“Being able to tune in a little bit and get that experience and learn from the older guys was big,” Hinds told Sports Collectors Digest. “I think that’s really what helped me most is learning from the older guys and going to instruction and showing that has really boosted up and had people realizing like what I’m actually capable of.”

Hinds, the runner-up at the High School Home Run Derby during the MLB All-Star break in 2018, is blessed with tremendous power. That’s his best tool, rated a 60 in a 20-80 grading scale by MLB Pipeline.

Rece Hinds, shown here in a Miami Marlins uniforms during a summer showcase, is one of the Reds' top prospects.

Rece Hinds, shown here in a Marlins uniform during a summer showcase, is one of the Reds' top prospects. 

But power wasn’t something Hinds always possessed.

“Going through middle school, I was a late bloomer, actually, so from like middle school to sophomore year in high school, I was probably the smallest kid on the team,” said Hinds, who is now 6-foot-4, 215 pounds. “I had to kind of change my way of hitting into being a power hitter. I had to kind of change it to a base hit hitting. And once I got to sophomore year, I hit a growth spurt, grew about four inches and I was 6-foot-3. I grew into my power and that’s kind of just how it began.”

Since Hinds is such a good hitter, it’s his defense that he worked on extensively last summer and fall.

“I think I’ve fine-tuned a lot of things in the infield during instructs,” said Hinds, who believes he will start this season in Single-A ball. “I think I’ll really show that I can stand the infield and do what I’ve always been able to do.”

Growing up, Hinds collected baseball, basketball and football cards. He figures he has about 1,000 baseball stored away, but hasn’t collected in years.

“For Christmas and little holidays like that here and there,” Hinds said. “Birthdays, I would get a pack or two of cards and store them away. I was a big Albert Pujols fan back when I was younger, and so that was kind of my main thing, getting Albert Pujols cards. When I got that, that was like my favorite.”

Cards of Hinds are still affordable to purchase. Some of his autographed cards are posted on eBay for hundreds of dollars and his 2019 Bowman Chrome auto orange /25 graded BGS 9.5 has a price tag of $1,750. When this Sports Collectors Digest writer informed Hinds about the prices of his cards, he was flabbergasted.

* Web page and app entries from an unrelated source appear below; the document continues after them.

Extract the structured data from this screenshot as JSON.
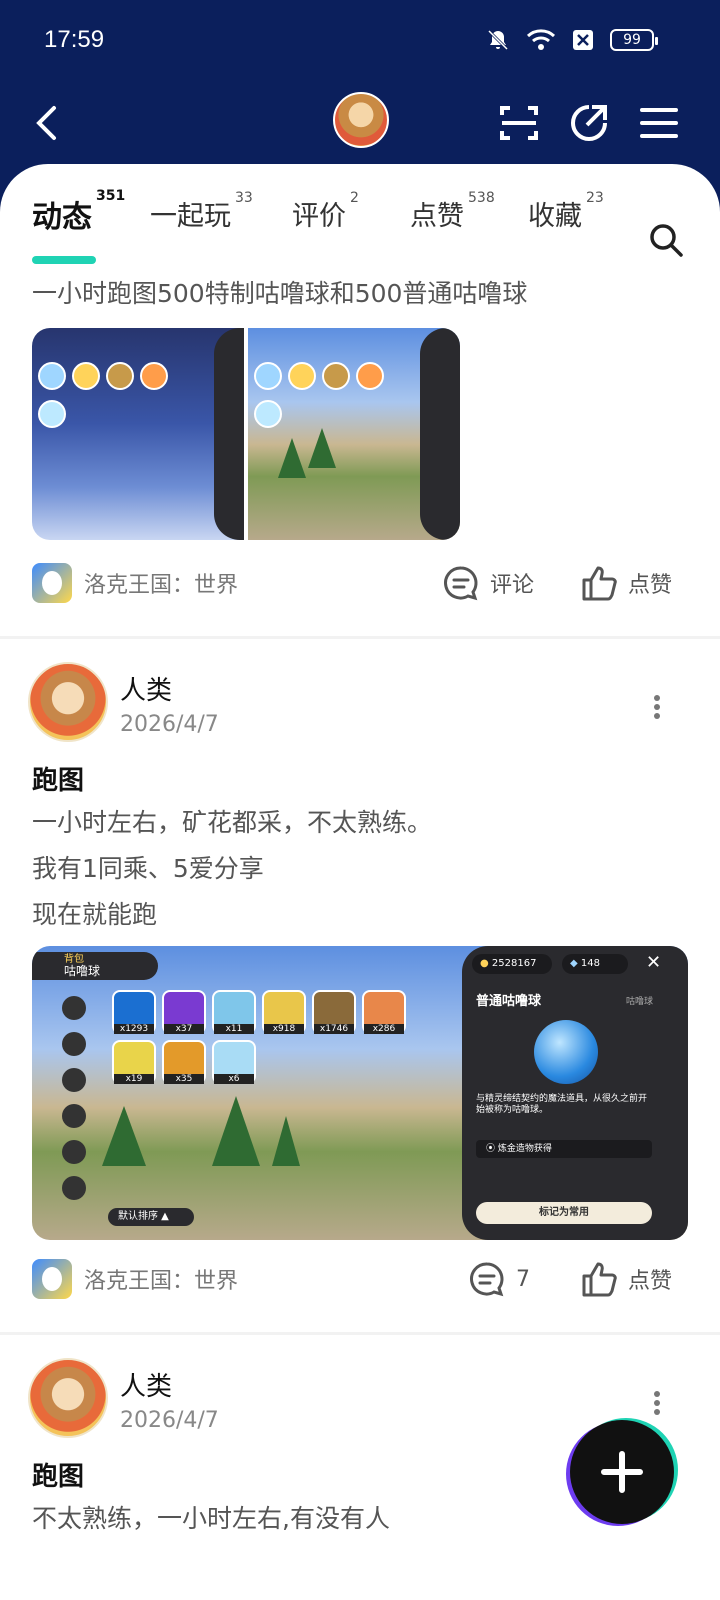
{
  "status_bar": {
    "time": "17:59",
    "battery": "99"
  },
  "tabs": [
    {
      "label": "动态",
      "count": "351"
    },
    {
      "label": "一起玩",
      "count": "33"
    },
    {
      "label": "评价",
      "count": "2"
    },
    {
      "label": "点赞",
      "count": "538"
    },
    {
      "label": "收藏",
      "count": "23"
    }
  ],
  "posts": [
    {
      "text": "一小时跑图500特制咕噜球和500普通咕噜球",
      "game": "洛克王国：世界",
      "comment_label": "评论",
      "like_label": "点赞"
    },
    {
      "user": "人类",
      "date": "2026/4/7",
      "title": "跑图",
      "lines": [
        "一小时左右，矿花都采，不太熟练。",
        "我有1同乘、5爱分享",
        "现在就能跑"
      ],
      "game": "洛克王国：世界",
      "comments": "7",
      "like_label": "点赞",
      "screenshot": {
        "coins": "2528167",
        "gems": "148",
        "bag_label": "背包",
        "bag_title": "咕噜球",
        "item_counts": [
          "x1293",
          "x37",
          "x11",
          "x918",
          "x1746",
          "x286",
          "x19",
          "x35",
          "x6"
        ],
        "panel_title": "普通咕噜球",
        "panel_tag": "咕噜球",
        "panel_desc": "与精灵缔结契约的魔法道具，从很久之前开始被称为咕噜球。",
        "panel_source": "炼金造物获得",
        "panel_button": "标记为常用",
        "sort_label": "默认排序"
      }
    },
    {
      "user": "人类",
      "date": "2026/4/7",
      "title": "跑图",
      "lines": [
        "不太熟练，一小时左右,有没有人"
      ]
    }
  ]
}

“I really had no idea,” Hinds said. “I think it’s actually crazy. It’s humbling to hear that, but at the same time, like I haven’t reached my end goal. So, there’s no time to stop and see glory into that.”

Rece, you better log onto eBay a snatch up a few of your own cards before the prices get too high.

“For real,” Hinds said laughing.